### Exercise prompt
When counting, include every line of the data that holds "dokumentów", then state the total alone.

[App and web page records]
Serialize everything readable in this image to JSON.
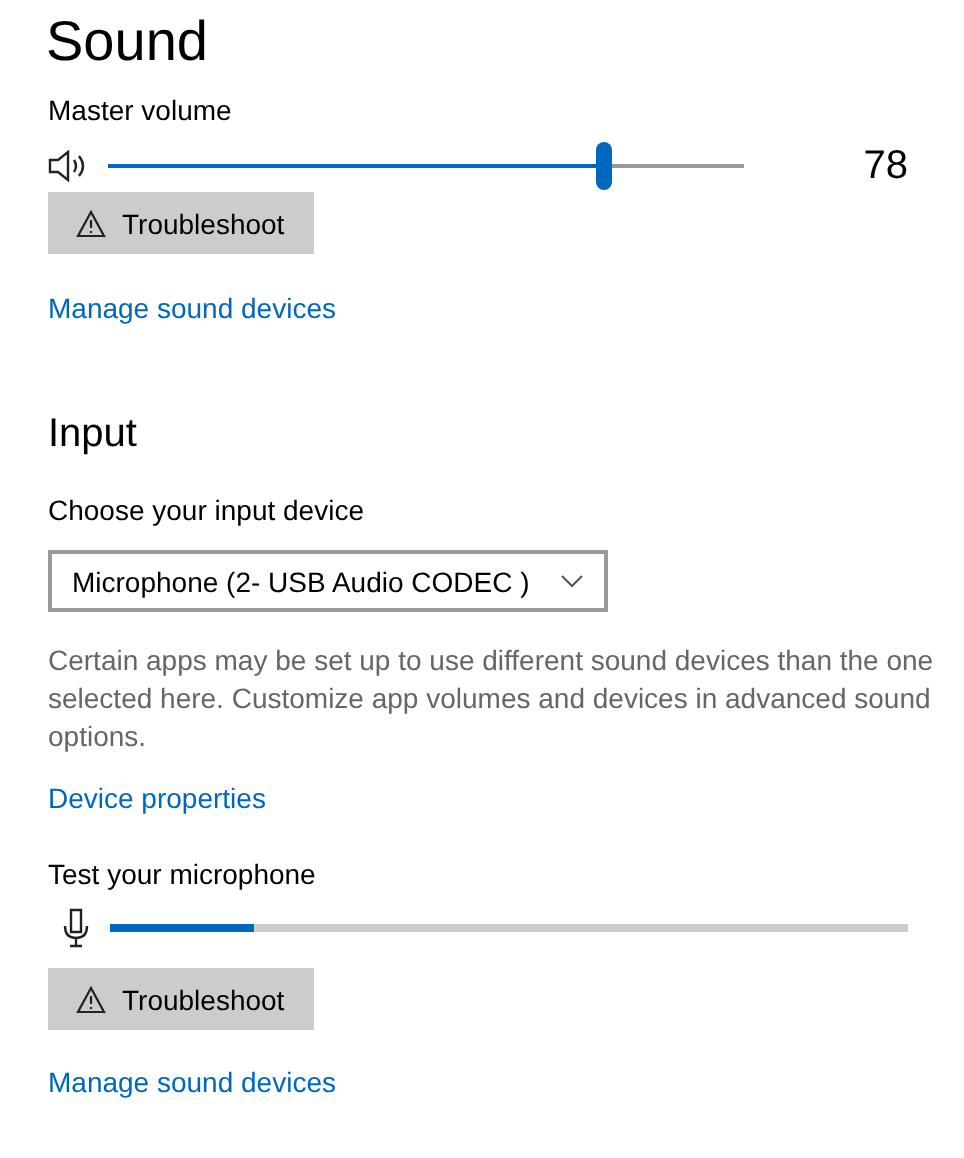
{
  "title": "Sound",
  "output": {
    "volume_label": "Master volume",
    "level": 0.78,
    "reading": "78",
    "troubleshoot": "Troubleshoot",
    "manage_link": "Manage sound devices"
  },
  "input": {
    "heading": "Input",
    "device_label": "Choose your input device",
    "device": "Microphone (2- USB Audio CODEC )",
    "description": "Certain apps may be set up to use different sound devices than the one selected here. Customize app volumes and devices in advanced sound options.",
    "properties_link": "Device properties",
    "test_label": "Test your microphone",
    "level": 0.18,
    "troubleshoot": "Troubleshoot",
    "manage_link": "Manage sound devices"
  }
}
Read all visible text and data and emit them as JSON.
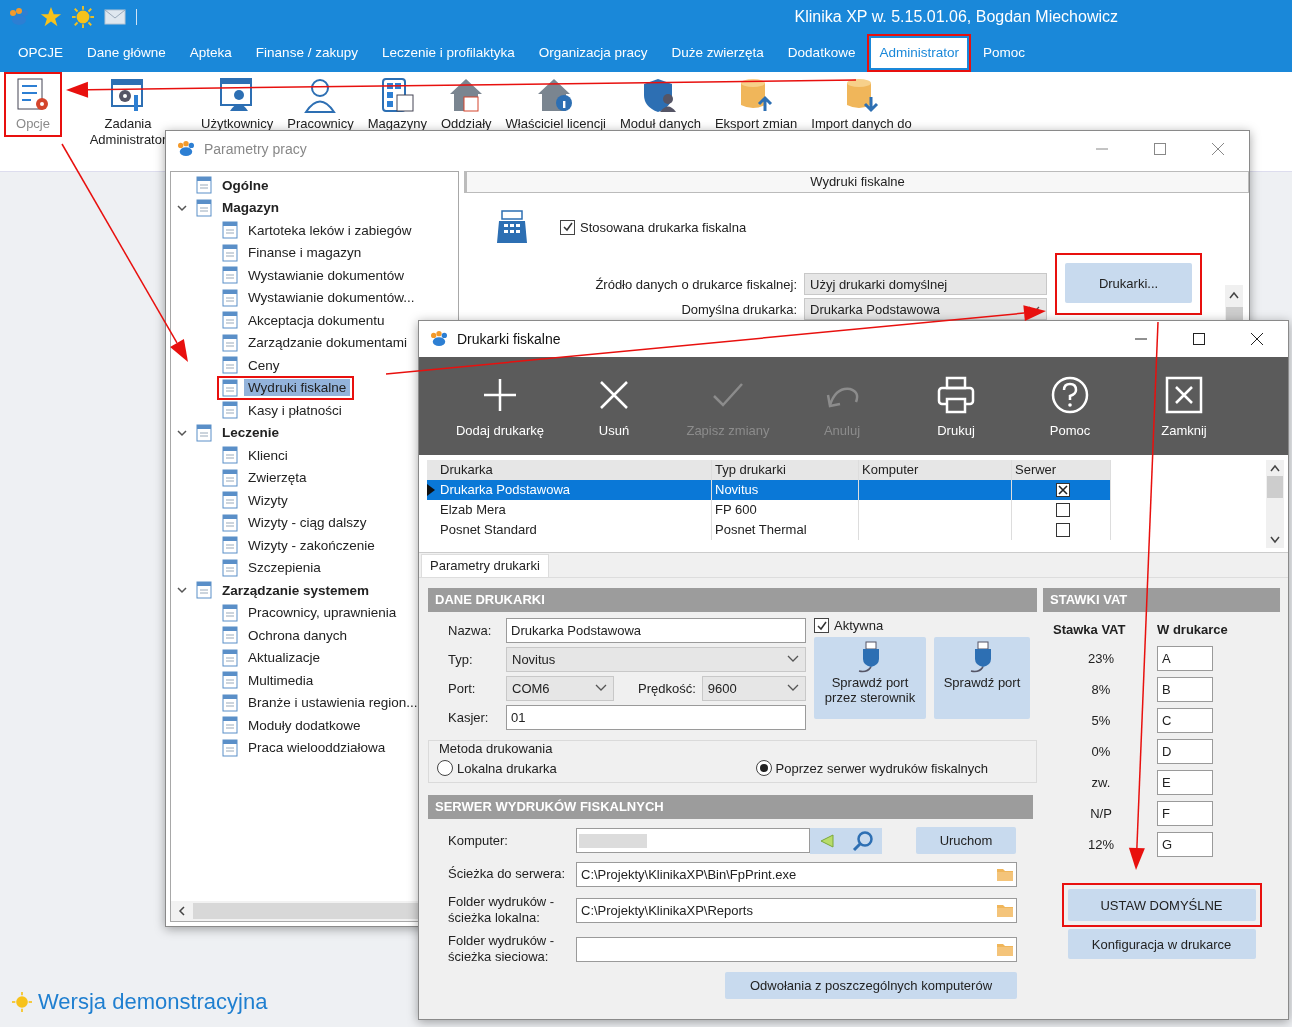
{
  "app": {
    "title": "Klinika XP w. 5.15.01.06, Bogdan Miechowicz",
    "menu": [
      {
        "label": "OPCJE",
        "selected": false,
        "annotated": false
      },
      {
        "label": "Dane główne",
        "selected": false,
        "annotated": false
      },
      {
        "label": "Apteka",
        "selected": false,
        "annotated": false
      },
      {
        "label": "Finanse / zakupy",
        "selected": false,
        "annotated": false
      },
      {
        "label": "Leczenie i profilaktyka",
        "selected": false,
        "annotated": false
      },
      {
        "label": "Organizacja pracy",
        "selected": false,
        "annotated": false
      },
      {
        "label": "Duże zwierzęta",
        "selected": false,
        "annotated": false
      },
      {
        "label": "Dodatkowe",
        "selected": false,
        "annotated": false
      },
      {
        "label": "Administrator",
        "selected": true,
        "annotated": true
      },
      {
        "label": "Pomoc",
        "selected": false,
        "annotated": false
      }
    ],
    "ribbon": [
      {
        "label": "Opcje",
        "disabled": true,
        "annotated": true
      },
      {
        "label": "Zadania Administrator",
        "disabled": false,
        "annotated": false
      },
      {
        "label": "Użytkownicy",
        "disabled": false,
        "annotated": false
      },
      {
        "label": "Pracownicy",
        "disabled": false,
        "annotated": false
      },
      {
        "label": "Magazyny",
        "disabled": false,
        "annotated": false
      },
      {
        "label": "Oddziały",
        "disabled": false,
        "annotated": false
      },
      {
        "label": "Właściciel licencji",
        "disabled": false,
        "annotated": false
      },
      {
        "label": "Moduł danych",
        "disabled": false,
        "annotated": false
      },
      {
        "label": "Eksport zmian",
        "disabled": false,
        "annotated": false
      },
      {
        "label": "Import danych do",
        "disabled": false,
        "annotated": false
      }
    ],
    "demo_label": "Wersja demonstracyjna"
  },
  "params_window": {
    "title": "Parametry pracy",
    "tree": [
      {
        "label": "Ogólne",
        "selected": false,
        "annotated": false
      },
      {
        "label": "Magazyn",
        "selected": false,
        "annotated": false,
        "expanded": true,
        "children": [
          {
            "label": "Kartoteka leków i zabiegów",
            "selected": false,
            "annotated": false
          },
          {
            "label": "Finanse i magazyn",
            "selected": false,
            "annotated": false
          },
          {
            "label": "Wystawianie dokumentów",
            "selected": false,
            "annotated": false
          },
          {
            "label": "Wystawianie dokumentów...",
            "selected": false,
            "annotated": false
          },
          {
            "label": "Akceptacja dokumentu",
            "selected": false,
            "annotated": false
          },
          {
            "label": "Zarządzanie dokumentami",
            "selected": false,
            "annotated": false
          },
          {
            "label": "Ceny",
            "selected": false,
            "annotated": false
          },
          {
            "label": "Wydruki fiskalne",
            "selected": true,
            "annotated": true
          },
          {
            "label": "Kasy i płatności",
            "selected": false,
            "annotated": false
          }
        ]
      },
      {
        "label": "Leczenie",
        "selected": false,
        "annotated": false,
        "expanded": true,
        "children": [
          {
            "label": "Klienci",
            "selected": false,
            "annotated": false
          },
          {
            "label": "Zwierzęta",
            "selected": false,
            "annotated": false
          },
          {
            "label": "Wizyty",
            "selected": false,
            "annotated": false
          },
          {
            "label": "Wizyty - ciąg dalszy",
            "selected": false,
            "annotated": false
          },
          {
            "label": "Wizyty - zakończenie",
            "selected": false,
            "annotated": false
          },
          {
            "label": "Szczepienia",
            "selected": false,
            "annotated": false
          }
        ]
      },
      {
        "label": "Zarządzanie systemem",
        "selected": false,
        "annotated": false,
        "expanded": true,
        "children": [
          {
            "label": "Pracownicy, uprawnienia",
            "selected": false,
            "annotated": false
          },
          {
            "label": "Ochrona danych",
            "selected": false,
            "annotated": false
          },
          {
            "label": "Aktualizacje",
            "selected": false,
            "annotated": false
          },
          {
            "label": "Multimedia",
            "selected": false,
            "annotated": false
          },
          {
            "label": "Branże i ustawienia region...",
            "selected": false,
            "annotated": false
          },
          {
            "label": "Moduły dodatkowe",
            "selected": false,
            "annotated": false
          },
          {
            "label": "Praca wielooddziałowa",
            "selected": false,
            "annotated": false
          }
        ]
      }
    ],
    "section_title": "Wydruki fiskalne",
    "use_printer": {
      "label": "Stosowana drukarka fiskalna",
      "checked": true
    },
    "source": {
      "label": "Źródło danych o drukarce fiskalnej:",
      "value": "Użyj drukarki domyślnej"
    },
    "default_printer": {
      "label": "Domyślna drukarka:",
      "value": "Drukarka Podstawowa"
    },
    "printers_button": {
      "label": "Drukarki...",
      "annotated": true
    }
  },
  "printers_window": {
    "title": "Drukarki fiskalne",
    "toolbar": [
      {
        "label": "Dodaj drukarkę",
        "disabled": false
      },
      {
        "label": "Usuń",
        "disabled": false
      },
      {
        "label": "Zapisz zmiany",
        "disabled": true
      },
      {
        "label": "Anuluj",
        "disabled": true
      },
      {
        "label": "Drukuj",
        "disabled": false
      },
      {
        "label": "Pomoc",
        "disabled": false
      },
      {
        "label": "Zamknij",
        "disabled": false
      }
    ],
    "grid": {
      "columns": [
        "Drukarka",
        "Typ drukarki",
        "Komputer",
        "Serwer"
      ],
      "rows": [
        {
          "name": "Drukarka Podstawowa",
          "type": "Novitus",
          "current": true,
          "selected": true,
          "server": true
        },
        {
          "name": "Elzab Mera",
          "type": "FP 600",
          "current": false,
          "selected": false,
          "server": false
        },
        {
          "name": "Posnet Standard",
          "type": "Posnet Thermal",
          "current": false,
          "selected": false,
          "server": false
        }
      ]
    },
    "tabs": [
      {
        "label": "Parametry drukarki",
        "selected": true
      }
    ],
    "printer_data": {
      "header": "DANE DRUKARKI",
      "name": {
        "label": "Nazwa:",
        "value": "Drukarka Podstawowa"
      },
      "type": {
        "label": "Typ:",
        "value": "Novitus"
      },
      "port": {
        "label": "Port:",
        "value": "COM6"
      },
      "speed": {
        "label": "Prędkość:",
        "value": "9600"
      },
      "cashier": {
        "label": "Kasjer:",
        "value": "01"
      },
      "active": {
        "label": "Aktywna",
        "checked": true
      },
      "port_buttons": [
        "Sprawdź port przez sterownik",
        "Sprawdź port"
      ]
    },
    "print_method": {
      "label": "Metoda drukowania",
      "options": [
        {
          "label": "Lokalna drukarka",
          "selected": false
        },
        {
          "label": "Poprzez serwer wydruków fiskalnych",
          "selected": true
        }
      ]
    },
    "server": {
      "header": "SERWER WYDRUKÓW FISKALNYCH",
      "computer_label": "Komputer:",
      "start_button": "Uruchom",
      "paths": [
        {
          "label": "Ścieżka do serwera:",
          "value": "C:\\Projekty\\KlinikaXP\\Bin\\FpPrint.exe"
        },
        {
          "label": "Folder wydruków - ścieżka lokalna:",
          "value": "C:\\Projekty\\KlinikaXP\\Reports"
        },
        {
          "label": "Folder wydruków - ścieżka sieciowa:"
        }
      ],
      "calls_button": "Odwołania z poszczególnych komputerów"
    },
    "vat": {
      "header": "STAWKI VAT",
      "columns": [
        "Stawka VAT",
        "W drukarce"
      ],
      "rows": [
        {
          "rate": "23%",
          "code": "A"
        },
        {
          "rate": "8%",
          "code": "B"
        },
        {
          "rate": "5%",
          "code": "C"
        },
        {
          "rate": "0%",
          "code": "D"
        },
        {
          "rate": "zw.",
          "code": "E"
        },
        {
          "rate": "N/P",
          "code": "F"
        },
        {
          "rate": "12%",
          "code": "G"
        }
      ],
      "default_button": {
        "label": "USTAW DOMYŚLNE",
        "annotated": true
      },
      "config_button": "Konfiguracja w drukarce"
    }
  }
}
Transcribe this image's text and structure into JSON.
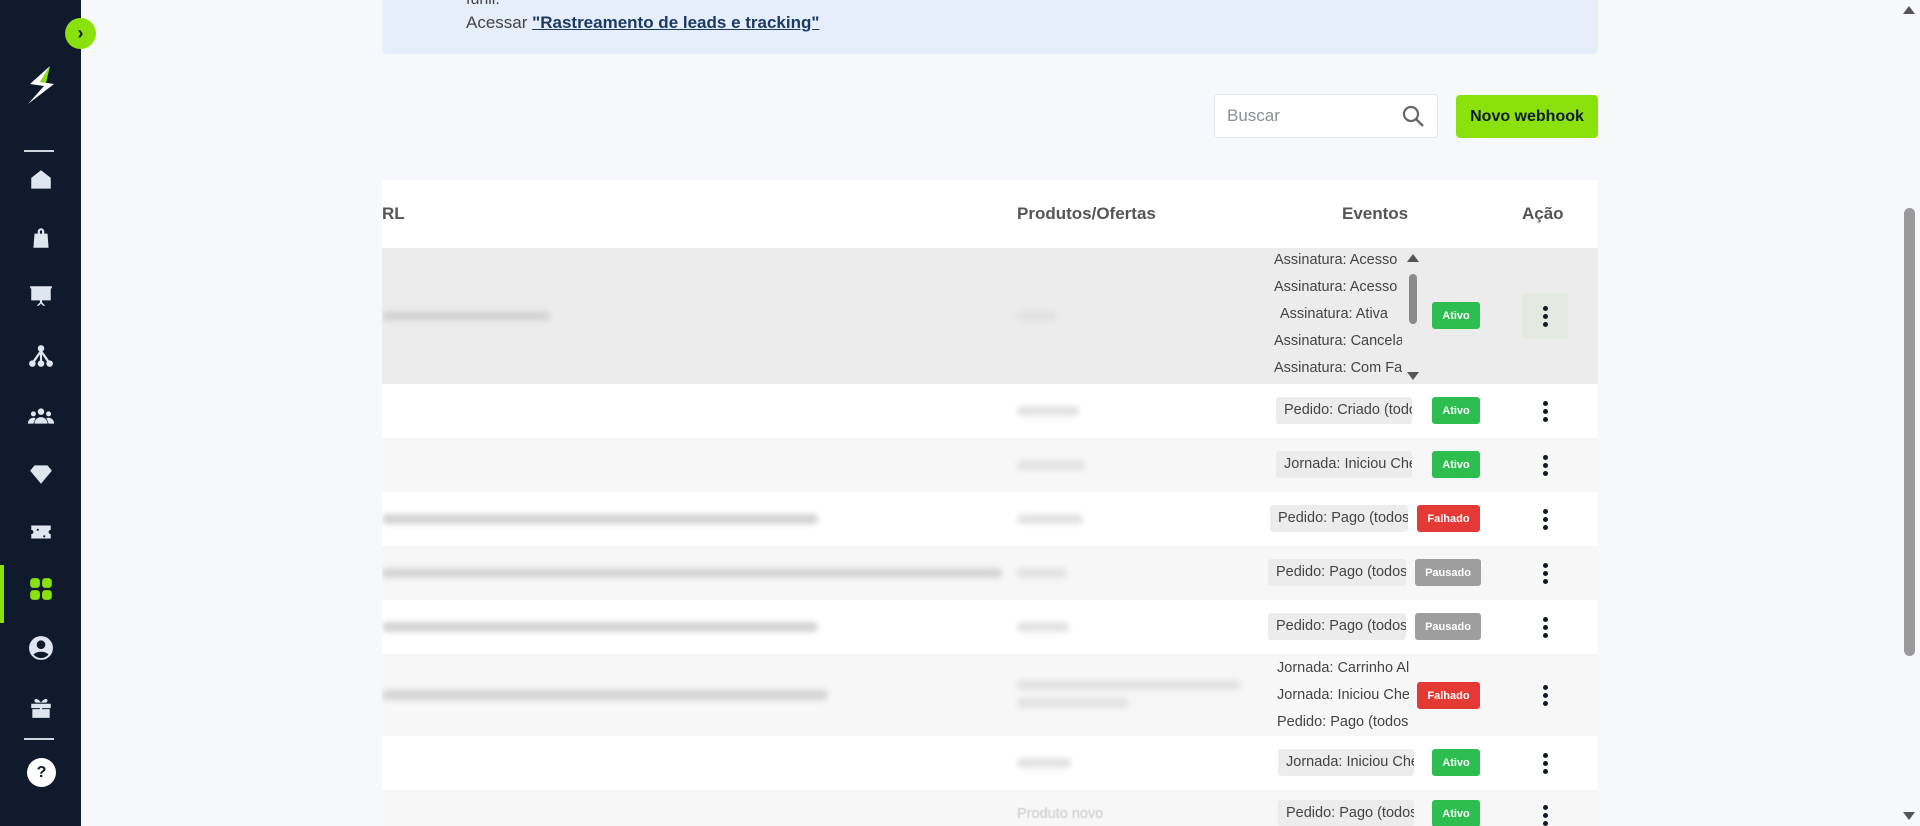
{
  "sidebar": {
    "toggle_icon": "chevron-right-icon",
    "items": [
      {
        "name": "home",
        "icon": "home-icon"
      },
      {
        "name": "products",
        "icon": "shopping-bag-icon"
      },
      {
        "name": "dashboard",
        "icon": "presentation-chart-icon"
      },
      {
        "name": "affiliates",
        "icon": "network-icon"
      },
      {
        "name": "customers",
        "icon": "users-icon"
      },
      {
        "name": "members",
        "icon": "diamond-icon"
      },
      {
        "name": "sales",
        "icon": "ticket-icon"
      },
      {
        "name": "apps",
        "icon": "apps-grid-icon",
        "active": true
      },
      {
        "name": "profile",
        "icon": "user-circle-icon"
      },
      {
        "name": "rewards",
        "icon": "gift-icon"
      }
    ],
    "help_label": "?"
  },
  "banner": {
    "cut_text": "funil.",
    "prefix": "Acessar",
    "link": "\"Rastreamento de leads e tracking\""
  },
  "toolbar": {
    "search_placeholder": "Buscar",
    "new_button": "Novo webhook"
  },
  "table": {
    "headers": {
      "url": "RL",
      "products": "Produtos/Ofertas",
      "events": "Eventos",
      "action": "Ação"
    },
    "rows": [
      {
        "events": [
          "Assinatura: Acesso L",
          "Assinatura: Acesso F",
          "Assinatura: Ativa",
          "Assinatura: Cancelac",
          "Assinatura: Com Fall"
        ],
        "status": "Ativo",
        "status_color": "#2dbe4f"
      },
      {
        "events": [
          "Pedido: Criado (todos"
        ],
        "status": "Ativo",
        "status_color": "#2dbe4f"
      },
      {
        "events": [
          "Jornada: Iniciou Che"
        ],
        "status": "Ativo",
        "status_color": "#2dbe4f"
      },
      {
        "events": [
          "Pedido: Pago (todos"
        ],
        "status": "Falhado",
        "status_color": "#e53935"
      },
      {
        "events": [
          "Pedido: Pago (todos"
        ],
        "status": "Pausado",
        "status_color": "#9e9e9e"
      },
      {
        "events": [
          "Pedido: Pago (todos"
        ],
        "status": "Pausado",
        "status_color": "#9e9e9e"
      },
      {
        "events": [
          "Jornada: Carrinho Al",
          "Jornada: Iniciou Che",
          "Pedido: Pago (todos"
        ],
        "status": "Falhado",
        "status_color": "#e53935"
      },
      {
        "events": [
          "Jornada: Iniciou Che"
        ],
        "status": "Ativo",
        "status_color": "#2dbe4f"
      },
      {
        "products": "Produto novo",
        "events": [
          "Pedido: Pago (todos"
        ],
        "status": "Ativo",
        "status_color": "#2dbe4f"
      }
    ]
  },
  "colors": {
    "accent": "#8be10c",
    "sidebar": "#0f1b2d"
  }
}
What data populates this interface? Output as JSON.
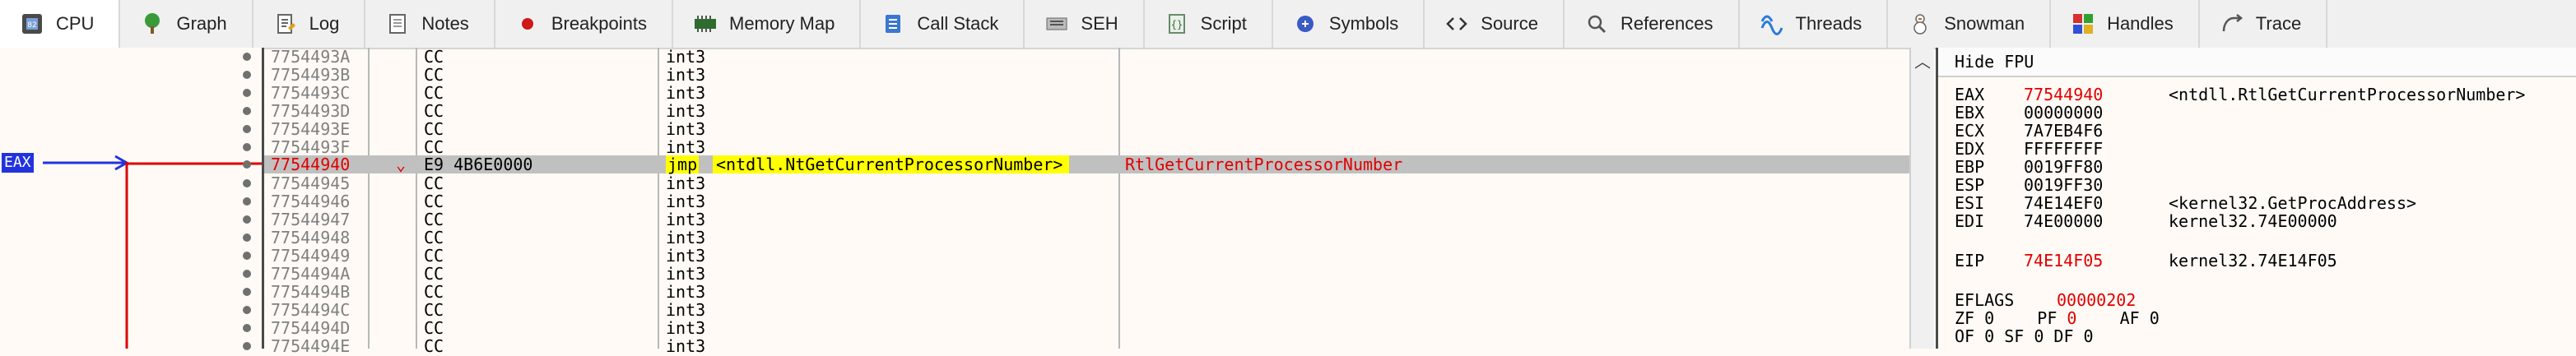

### Solution to this task
2